A case study analysis of household recycling behavior in and willingness to pay for a drop-off recycling program

Abstract

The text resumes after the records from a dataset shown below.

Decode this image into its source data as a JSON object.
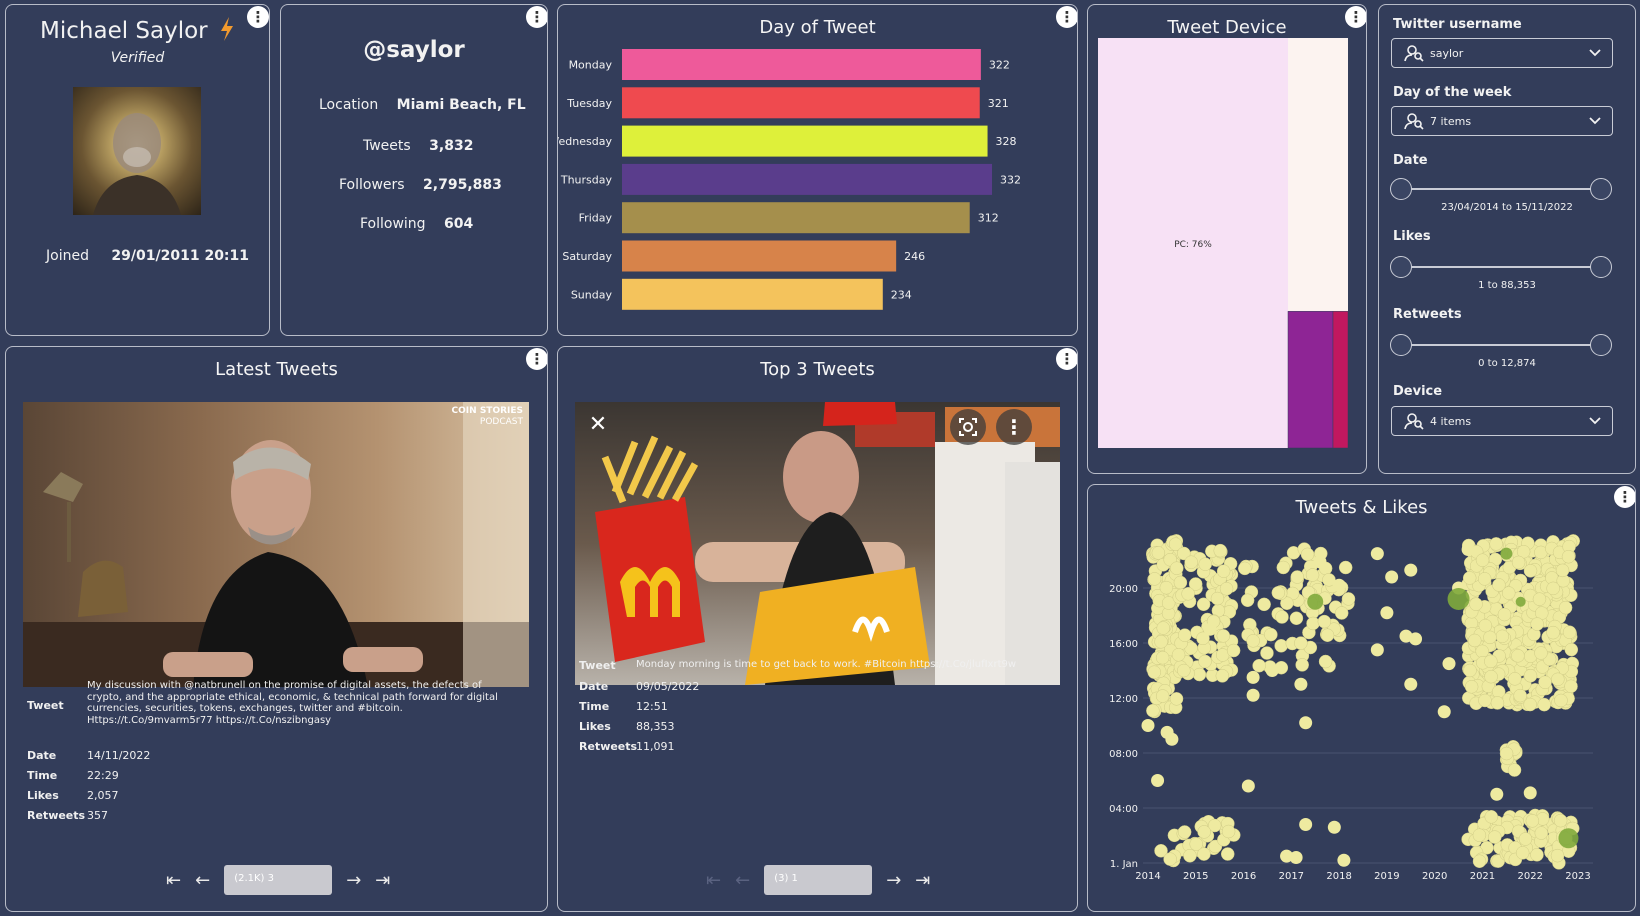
{
  "profile": {
    "name": "Michael Saylor",
    "verified": "Verified",
    "joined_label": "Joined",
    "joined_value": "29/01/2011 20:11"
  },
  "stats": {
    "handle": "@saylor",
    "location_label": "Location",
    "location_value": "Miami Beach, FL",
    "tweets_label": "Tweets",
    "tweets_value": "3,832",
    "followers_label": "Followers",
    "followers_value": "2,795,883",
    "following_label": "Following",
    "following_value": "604"
  },
  "day_chart": {
    "title": "Day of Tweet",
    "chart_data": {
      "type": "bar",
      "orientation": "horizontal",
      "categories": [
        "Monday",
        "Tuesday",
        "Wednesday",
        "Thursday",
        "Friday",
        "Saturday",
        "Sunday"
      ],
      "values": [
        322,
        321,
        328,
        332,
        312,
        246,
        234
      ],
      "colors": [
        "#ee5a9a",
        "#ef4a4f",
        "#def03a",
        "#5a3d8c",
        "#a58f4c",
        "#d7834a",
        "#f4c35c"
      ]
    }
  },
  "device_chart": {
    "title": "Tweet Device",
    "chart_data": {
      "type": "treemap",
      "label": "PC: 76%",
      "segments": [
        {
          "share": 0.76,
          "color": "#f7e1f5"
        },
        {
          "share": 0.16,
          "color": "#fcf3f0"
        },
        {
          "share": 0.06,
          "color": "#8e2595"
        },
        {
          "share": 0.02,
          "color": "#c1185f"
        }
      ]
    }
  },
  "filters": {
    "username_label": "Twitter username",
    "username_value": "saylor",
    "day_label": "Day of the week",
    "day_value": "7 items",
    "date_label": "Date",
    "date_range": "23/04/2014 to 15/11/2022",
    "likes_label": "Likes",
    "likes_range": "1 to 88,353",
    "retweets_label": "Retweets",
    "retweets_range": "0 to 12,874",
    "device_label": "Device",
    "device_value": "4 items"
  },
  "latest": {
    "title": "Latest Tweets",
    "image_caption_1": "COIN STORIES",
    "image_caption_2": "PODCAST",
    "tweet_label": "Tweet",
    "tweet_value": "My discussion with @natbrunell on the promise of digital assets, the defects of crypto, and the appropriate ethical, economic, & technical path forward for digital currencies, securities, tokens, exchanges, twitter and #bitcoin. Https://t.Co/9mvarm5r77 https://t.Co/nszibngasy",
    "date_label": "Date",
    "date_value": "14/11/2022",
    "time_label": "Time",
    "time_value": "22:29",
    "likes_label": "Likes",
    "likes_value": "2,057",
    "retweets_label": "Retweets",
    "retweets_value": "357",
    "pager_value": "(2.1K)  3"
  },
  "top": {
    "title": "Top 3 Tweets",
    "tweet_label": "Tweet",
    "tweet_value": "Monday morning is time to get back to work. #Bitcoin https://t.Co/jlufIxrt9w",
    "date_label": "Date",
    "date_value": "09/05/2022",
    "time_label": "Time",
    "time_value": "12:51",
    "likes_label": "Likes",
    "likes_value": "88,353",
    "retweets_label": "Retweets",
    "retweets_value": "11,091",
    "pager_value": "(3)  1"
  },
  "scatter": {
    "title": "Tweets & Likes",
    "chart_data": {
      "type": "scatter",
      "x_ticks": [
        "2014",
        "2015",
        "2016",
        "2017",
        "2018",
        "2019",
        "2020",
        "2021",
        "2022",
        "2023"
      ],
      "y_ticks": [
        "1. Jan",
        "04:00",
        "08:00",
        "12:00",
        "16:00",
        "20:00"
      ],
      "point_color": "#eeeaa0",
      "highlight_color": "#7faa3c",
      "x_unit": "year",
      "y_unit": "hour_of_day",
      "clusters": [
        {
          "x": [
            2014.1,
            2014.6
          ],
          "y": [
            11.0,
            23.5
          ],
          "n": 140
        },
        {
          "x": [
            2014.6,
            2015.8
          ],
          "y": [
            13.5,
            23.0
          ],
          "n": 90
        },
        {
          "x": [
            2014.2,
            2015.9
          ],
          "y": [
            0.1,
            3.5
          ],
          "n": 30
        },
        {
          "x": [
            2016.0,
            2017.8
          ],
          "y": [
            14.0,
            23.0
          ],
          "n": 60
        },
        {
          "x": [
            2017.3,
            2018.2
          ],
          "y": [
            16.5,
            21.5
          ],
          "n": 25
        },
        {
          "x": [
            2020.7,
            2022.9
          ],
          "y": [
            11.5,
            23.5
          ],
          "n": 420
        },
        {
          "x": [
            2020.7,
            2022.9
          ],
          "y": [
            0.0,
            3.5
          ],
          "n": 90
        },
        {
          "x": [
            2021.5,
            2021.7
          ],
          "y": [
            6.0,
            8.5
          ],
          "n": 12
        }
      ],
      "scattered": [
        [
          2014.4,
          9.5
        ],
        [
          2014.5,
          9.0
        ],
        [
          2014.2,
          6.0
        ],
        [
          2014.0,
          10.0
        ],
        [
          2016.1,
          5.6
        ],
        [
          2015.3,
          17.0
        ],
        [
          2016.2,
          13.5
        ],
        [
          2016.2,
          12.2
        ],
        [
          2016.6,
          14.0
        ],
        [
          2017.3,
          10.2
        ],
        [
          2017.2,
          13.0
        ],
        [
          2017.3,
          2.8
        ],
        [
          2017.9,
          2.6
        ],
        [
          2016.9,
          0.5
        ],
        [
          2017.1,
          0.4
        ],
        [
          2018.8,
          22.5
        ],
        [
          2018.1,
          0.2
        ],
        [
          2019.1,
          20.8
        ],
        [
          2019.0,
          18.2
        ],
        [
          2019.4,
          16.5
        ],
        [
          2018.8,
          15.5
        ],
        [
          2019.6,
          16.3
        ],
        [
          2019.5,
          13.0
        ],
        [
          2019.5,
          21.3
        ],
        [
          2020.5,
          20.0
        ],
        [
          2020.7,
          22.8
        ],
        [
          2020.3,
          14.5
        ],
        [
          2020.2,
          11.0
        ],
        [
          2021.3,
          5.0
        ],
        [
          2022.0,
          5.1
        ],
        [
          2017.6,
          21.9
        ],
        [
          2018.0,
          20.2
        ]
      ],
      "highlights": [
        [
          2020.5,
          19.2,
          11
        ],
        [
          2017.5,
          19.0,
          8
        ],
        [
          2022.8,
          1.8,
          10
        ],
        [
          2021.5,
          22.5,
          6
        ],
        [
          2021.8,
          19.0,
          5
        ]
      ]
    }
  }
}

As rural counties and communities with low population densities struggle to meet solid waste disposal needs, drop-off recycling has become a popular (and even mandated, in many cases) option for reducing solid waste for disposal. Yet, little information exists regarding expected participation, generation, and diversion rates. In addition, estimates of individual willingness to pay for drop-off recycling are needed to accurately assess the economic feasibility of a recycling program. This study utilized an in-depth survey of the Williamson County, Tennessee, drop-off recycling program to obtain information about rural/suburban drop-off recycling participation, generation, diversion, and willingness to pay. Four hundred eighty-six surveys were elicited from users of convenience centers and drop-off recycling sites. Actual weights of recyclables and/or garbage were obtained, as well as information about recycling and garbage behavior, generation, and collection, and socioeconomic and attitude information. This information, in addition to data collected by the operators of the program, was used to determine average participation rates for rural and suburban households by material and for any material and to develop models of participation in recycling individual materials as well as any material for rural and suburban households. Average generation rates for each material and all materials were obtained for rural and suburban households. Generation models were developed for each individual material and all materials for rural and suburban households. For rural households, an average garbage generation rate was obtained and a model of garbage generation was developed. In addition, municipal solid waste diversion rates for rural households were estimated. The contingent valuation method was used to estimate individual willingness to pay for a drop-off recycling program, and a model of the household\u27s willingness to pay response was developed

    Similar works